In advance of President Obama taking office, ASA put together a set of policy recommendations so that we had a vehicle to advance sensible changes to what has been an incredibly harmful strategy of attacking medical cannabis patients and undermining the laws of California and other states. With President Obama’s campaign promise that he “would not have the Justice Department prosecuting and raiding medical marijuana users,” advocates had something with which to hold the new president’s feet to the fire. It was further gratifying for the White House to make a statement to the Washington Times after President Obama took office clarifying that, “federal resources should not be used to circumvent state laws.” And, most recently, in a press conference on February 25th, Holder affirmed earlier statements in regard to suspending the use of Justice Department funds to enforce federal marijuana laws in states that have adopted protections for medical cannabis patients.

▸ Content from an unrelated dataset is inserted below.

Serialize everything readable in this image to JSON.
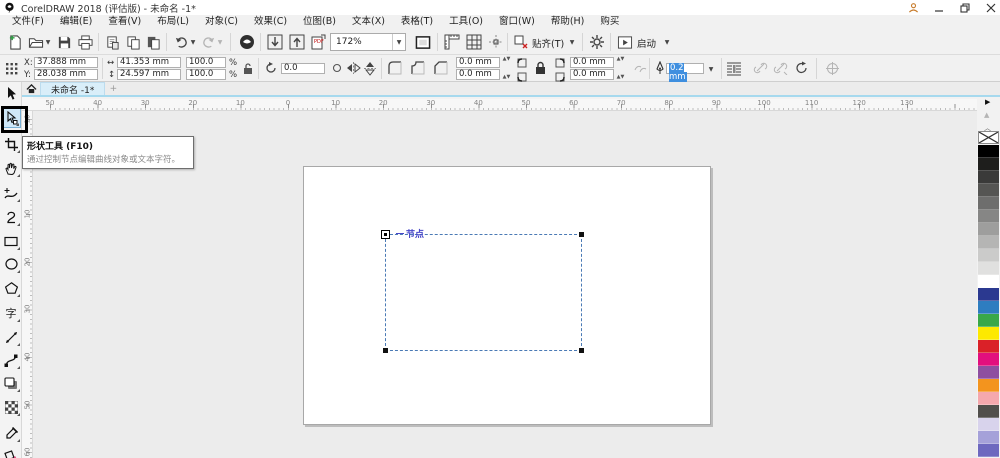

Therefore, it was with great excitement that I read in Monday’s Los Angeles Times an editorial that agreed with the direction of the Justice Department in this regard, but also stated the need to advance beyond simply suspending enforcement. If the new Administration wanted to curtail enforcement, why would it want to continue prosecuting the more than twenty pending federal cases involving medical cannabis? And, why would it want to let state law-abiding citizens languish in federal prison for sentences ranging from 5 to 20 years? And, why was the Justice Department still threatening landlords of medical cannabis providers with criminal prosecution and seizure of their property? The Times rightly concluded that, “Stopping the raids is certainly worthwhile…but as a long-term policy, it is unworkable,” and that, “The country needs a comprehensive policy, not just a wink and a nod.”
And, it was with even greater excitement that I read in today’s Los Angeles Times a follow-up editorial that the federal government should end its monopoly on the cultivation of medical cannabis used for research, which has created “a dearth of academic research into its therapeutic properties.” Again, the Times rightly concluded that instead of obstructing it, “the DEA should encourage cannabis research.”
It is opinions like that of the Los Angeles Times editorial board that will help push the Obama Administration into an era of common sense and compassion for our most vulnerable citizens. Medical marijuana is not a band-aid for otherwise effective treatment protocols; it is a treatment protocol itself. Likewise, Holder and the rest of the Obama Administration should not look to a band-aid-like quick fix for medical marijuana. It should develop the long-term comprehensive policies being called for by advocates and the Los Angeles Times alike.